### ACTIVITY
Please return all the records exactly, with nothing left out.

### EXTRACTED INFORMATION
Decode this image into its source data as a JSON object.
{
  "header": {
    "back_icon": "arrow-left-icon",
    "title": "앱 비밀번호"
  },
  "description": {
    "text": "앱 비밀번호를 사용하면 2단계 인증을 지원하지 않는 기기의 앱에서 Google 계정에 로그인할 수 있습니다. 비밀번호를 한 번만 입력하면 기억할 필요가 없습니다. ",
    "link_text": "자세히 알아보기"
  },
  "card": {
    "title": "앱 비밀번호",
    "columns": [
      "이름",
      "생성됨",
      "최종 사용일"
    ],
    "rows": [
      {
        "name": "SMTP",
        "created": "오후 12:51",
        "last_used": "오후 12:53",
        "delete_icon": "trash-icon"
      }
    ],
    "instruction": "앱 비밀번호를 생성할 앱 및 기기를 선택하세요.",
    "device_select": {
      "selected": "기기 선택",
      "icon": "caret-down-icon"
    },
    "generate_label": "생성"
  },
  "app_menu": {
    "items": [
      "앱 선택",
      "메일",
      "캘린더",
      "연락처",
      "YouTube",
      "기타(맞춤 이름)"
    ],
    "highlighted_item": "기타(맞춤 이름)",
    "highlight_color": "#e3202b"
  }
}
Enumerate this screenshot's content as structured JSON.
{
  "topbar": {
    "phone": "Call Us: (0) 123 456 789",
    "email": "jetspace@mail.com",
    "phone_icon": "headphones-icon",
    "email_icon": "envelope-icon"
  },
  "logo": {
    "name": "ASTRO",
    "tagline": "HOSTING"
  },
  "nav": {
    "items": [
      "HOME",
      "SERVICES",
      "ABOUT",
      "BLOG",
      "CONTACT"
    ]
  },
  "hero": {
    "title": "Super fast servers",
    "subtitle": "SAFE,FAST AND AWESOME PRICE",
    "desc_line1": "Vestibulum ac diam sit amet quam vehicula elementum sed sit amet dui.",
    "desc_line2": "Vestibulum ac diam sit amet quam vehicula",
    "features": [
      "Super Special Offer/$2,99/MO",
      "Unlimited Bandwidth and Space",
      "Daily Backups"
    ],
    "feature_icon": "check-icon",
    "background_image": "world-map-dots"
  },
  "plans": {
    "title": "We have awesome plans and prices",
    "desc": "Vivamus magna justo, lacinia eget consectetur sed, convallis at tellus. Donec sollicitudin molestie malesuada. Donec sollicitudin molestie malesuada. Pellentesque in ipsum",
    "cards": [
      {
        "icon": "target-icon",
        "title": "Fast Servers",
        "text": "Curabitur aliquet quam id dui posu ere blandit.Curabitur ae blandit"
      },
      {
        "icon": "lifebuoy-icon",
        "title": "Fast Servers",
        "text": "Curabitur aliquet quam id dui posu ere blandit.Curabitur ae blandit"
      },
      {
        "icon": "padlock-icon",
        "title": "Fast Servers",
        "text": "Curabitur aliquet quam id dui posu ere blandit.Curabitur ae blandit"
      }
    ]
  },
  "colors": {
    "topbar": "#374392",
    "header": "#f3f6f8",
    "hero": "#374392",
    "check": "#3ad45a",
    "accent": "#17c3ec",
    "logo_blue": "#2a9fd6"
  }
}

### EXERCISE OUTPUT
Decode this image into its source data as a JSON object.
{
  "header": {
    "back_icon": "arrow-left-icon",
    "title": "앱 비밀번호"
  },
  "description": {
    "text": "앱 비밀번호를 사용하면 2단계 인증을 지원하지 않는 기기의 앱에서 Google 계정에 로그인할 수 있습니다. 비밀번호를 한 번만 입력하면 기억할 필요가 없습니다. ",
    "link_text": "자세히 알아보기"
  },
  "card": {
    "title": "앱 비밀번호",
    "columns": [
      "이름",
      "생성됨",
      "최종 사용일"
    ],
    "rows": [
      {
        "name": "SMTP",
        "created": "오후 12:51",
        "last_used": "오후 12:53",
        "delete_icon": "trash-icon"
      }
    ],
    "instruction": "앱 비밀번호를 생성할 앱 및 기기를 선택하세요.",
    "device_select": {
      "selected": "기기 선택",
      "icon": "caret-down-icon"
    },
    "generate_label": "생성"
  },
  "app_menu": {
    "items": [
      "앱 선택",
      "메일",
      "캘린더",
      "연락처",
      "YouTube",
      "기타(맞춤 이름)"
    ],
    "highlighted_item": "기타(맞춤 이름)",
    "highlight_color": "#e3202b"
  }
}
Enumerate this screenshot's content as structured JSON.
{
  "topbar": {
    "phone": "Call Us: (0) 123 456 789",
    "email": "jetspace@mail.com",
    "phone_icon": "headphones-icon",
    "email_icon": "envelope-icon"
  },
  "logo": {
    "name": "ASTRO",
    "tagline": "HOSTING"
  },
  "nav": {
    "items": [
      "HOME",
      "SERVICES",
      "ABOUT",
      "BLOG",
      "CONTACT"
    ]
  },
  "hero": {
    "title": "Super fast servers",
    "subtitle": "SAFE,FAST AND AWESOME PRICE",
    "desc_line1": "Vestibulum ac diam sit amet quam vehicula elementum sed sit amet dui.",
    "desc_line2": "Vestibulum ac diam sit amet quam vehicula",
    "features": [
      "Super Special Offer/$2,99/MO",
      "Unlimited Bandwidth and Space",
      "Daily Backups"
    ],
    "feature_icon": "check-icon",
    "background_image": "world-map-dots"
  },
  "plans": {
    "title": "We have awesome plans and prices",
    "desc": "Vivamus magna justo, lacinia eget consectetur sed, convallis at tellus. Donec sollicitudin molestie malesuada. Donec sollicitudin molestie malesuada. Pellentesque in ipsum",
    "cards": [
      {
        "icon": "target-icon",
        "title": "Fast Servers",
        "text": "Curabitur aliquet quam id dui posu ere blandit.Curabitur ae blandit"
      },
      {
        "icon": "lifebuoy-icon",
        "title": "Fast Servers",
        "text": "Curabitur aliquet quam id dui posu ere blandit.Curabitur ae blandit"
      },
      {
        "icon": "padlock-icon",
        "title": "Fast Servers",
        "text": "Curabitur aliquet quam id dui posu ere blandit.Curabitur ae blandit"
      }
    ]
  },
  "colors": {
    "topbar": "#374392",
    "header": "#f3f6f8",
    "hero": "#374392",
    "check": "#3ad45a",
    "accent": "#17c3ec",
    "logo_blue": "#2a9fd6"
  }
}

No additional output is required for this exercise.